Hong Kong Customs and Centre for Food Safety boost efforts to combat illegal food imports


15th April 2024 – (Hong Kong) Hong Kong Customs and the Centre for Food Safety (CFS) of the Food and Environmental Hygiene Department (FEHD) have reaffirmed their commitment to jointly combat the illegal import or smuggling of regulated food. The two departments will continue to work closely together on all fronts to ensure food safety.

Since the resumption of normal travel between Hong Kong and the Mainland in February 2023, Customs has detected approximately 400 cases of illegal imports of regulated food in the first quarter of this year. This accounts for about 40% of the total cases detected last year, indicating a recent upward trend in such cases. Of these cases, more than 80% were discovered among incoming passengers. However, no large-scale regulated food smuggling cases have been identified during this period.
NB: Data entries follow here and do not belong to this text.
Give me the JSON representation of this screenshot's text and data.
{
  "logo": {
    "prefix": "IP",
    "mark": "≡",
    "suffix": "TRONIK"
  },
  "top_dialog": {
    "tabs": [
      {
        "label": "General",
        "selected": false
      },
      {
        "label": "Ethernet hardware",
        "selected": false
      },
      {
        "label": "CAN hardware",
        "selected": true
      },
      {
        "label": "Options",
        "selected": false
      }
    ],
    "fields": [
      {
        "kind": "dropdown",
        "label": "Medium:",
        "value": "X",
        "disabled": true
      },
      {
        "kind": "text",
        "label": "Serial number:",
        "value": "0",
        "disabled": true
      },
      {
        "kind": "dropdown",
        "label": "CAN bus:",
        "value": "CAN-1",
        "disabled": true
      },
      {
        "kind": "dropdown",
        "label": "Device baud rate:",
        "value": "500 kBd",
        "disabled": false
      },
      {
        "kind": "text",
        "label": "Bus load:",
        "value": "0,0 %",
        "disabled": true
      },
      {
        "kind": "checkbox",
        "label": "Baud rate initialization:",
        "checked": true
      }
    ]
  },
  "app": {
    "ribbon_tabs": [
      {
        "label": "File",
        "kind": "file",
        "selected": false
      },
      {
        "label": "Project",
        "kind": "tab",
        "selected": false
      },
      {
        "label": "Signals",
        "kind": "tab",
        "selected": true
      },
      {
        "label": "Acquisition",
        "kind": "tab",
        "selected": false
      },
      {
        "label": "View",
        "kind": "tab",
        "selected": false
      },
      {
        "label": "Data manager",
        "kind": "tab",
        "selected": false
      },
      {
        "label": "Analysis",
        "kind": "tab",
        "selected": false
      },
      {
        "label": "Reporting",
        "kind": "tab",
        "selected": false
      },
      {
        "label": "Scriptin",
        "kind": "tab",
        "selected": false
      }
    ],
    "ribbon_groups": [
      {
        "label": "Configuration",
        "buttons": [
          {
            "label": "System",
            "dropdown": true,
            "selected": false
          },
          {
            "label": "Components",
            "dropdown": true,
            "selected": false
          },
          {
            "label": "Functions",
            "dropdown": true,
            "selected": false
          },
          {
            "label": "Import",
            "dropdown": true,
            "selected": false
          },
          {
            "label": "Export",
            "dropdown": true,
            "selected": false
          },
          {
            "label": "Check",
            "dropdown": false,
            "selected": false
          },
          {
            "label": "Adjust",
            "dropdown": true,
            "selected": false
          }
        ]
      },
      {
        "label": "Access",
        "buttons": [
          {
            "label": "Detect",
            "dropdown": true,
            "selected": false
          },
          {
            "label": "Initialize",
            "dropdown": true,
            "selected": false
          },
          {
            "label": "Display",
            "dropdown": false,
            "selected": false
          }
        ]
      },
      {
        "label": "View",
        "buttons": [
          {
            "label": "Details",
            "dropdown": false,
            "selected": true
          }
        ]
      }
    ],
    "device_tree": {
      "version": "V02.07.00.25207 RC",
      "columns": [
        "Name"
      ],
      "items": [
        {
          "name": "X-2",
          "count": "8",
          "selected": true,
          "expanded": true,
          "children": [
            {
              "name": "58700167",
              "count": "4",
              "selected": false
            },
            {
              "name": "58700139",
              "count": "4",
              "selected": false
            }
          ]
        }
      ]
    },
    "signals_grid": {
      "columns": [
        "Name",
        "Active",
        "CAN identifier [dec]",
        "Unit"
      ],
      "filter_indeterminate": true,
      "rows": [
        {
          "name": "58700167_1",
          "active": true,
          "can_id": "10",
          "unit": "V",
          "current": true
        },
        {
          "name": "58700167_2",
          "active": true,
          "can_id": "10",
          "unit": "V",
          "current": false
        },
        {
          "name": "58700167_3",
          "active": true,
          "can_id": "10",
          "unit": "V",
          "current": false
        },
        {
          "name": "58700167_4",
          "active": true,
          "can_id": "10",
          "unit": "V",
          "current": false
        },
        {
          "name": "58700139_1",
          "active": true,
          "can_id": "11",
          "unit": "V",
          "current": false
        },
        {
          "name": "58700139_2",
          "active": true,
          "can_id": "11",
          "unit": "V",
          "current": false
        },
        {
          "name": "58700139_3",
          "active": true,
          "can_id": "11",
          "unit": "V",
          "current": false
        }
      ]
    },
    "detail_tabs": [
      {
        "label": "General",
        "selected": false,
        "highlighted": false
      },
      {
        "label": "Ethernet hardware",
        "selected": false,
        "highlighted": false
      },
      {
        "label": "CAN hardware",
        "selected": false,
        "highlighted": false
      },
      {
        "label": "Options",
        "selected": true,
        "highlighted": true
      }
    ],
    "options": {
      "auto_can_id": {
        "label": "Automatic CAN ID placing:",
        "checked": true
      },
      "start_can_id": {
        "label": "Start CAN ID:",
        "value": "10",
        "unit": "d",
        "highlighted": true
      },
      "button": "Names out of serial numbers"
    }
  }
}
The CFS highlighted the risks associated with illegally imported food, which may originate from unknown sources and lack regulatory oversight. Such food could have been exposed to unsafe temperatures and unhygienic conditions during smuggling or delivery, posing significant food safety hazards and endangering public health.

As the Labour Day Golden Week approaches, Customs and the CFS issued a reminder to the public not to engage in the illegal importation of regulated food from the Mainland or overseas for the sake of convenience. Doing so not only avoids criminal liability but also safeguards personal health.

Importing game, meat, poultry, or eggs without the required health certificate or written permission from the FEHD is an offence under the Imported Game, Meat, Poultry and Eggs Regulations (Cap. 132AK). Offenders can face a fine of HK$50,000 and imprisonment for six months. Moreover, under the Import and Export Ordinance, importing or exporting unmanifested cargo carries a maximum penalty of a HK$2 million fine and seven years’ imprisonment.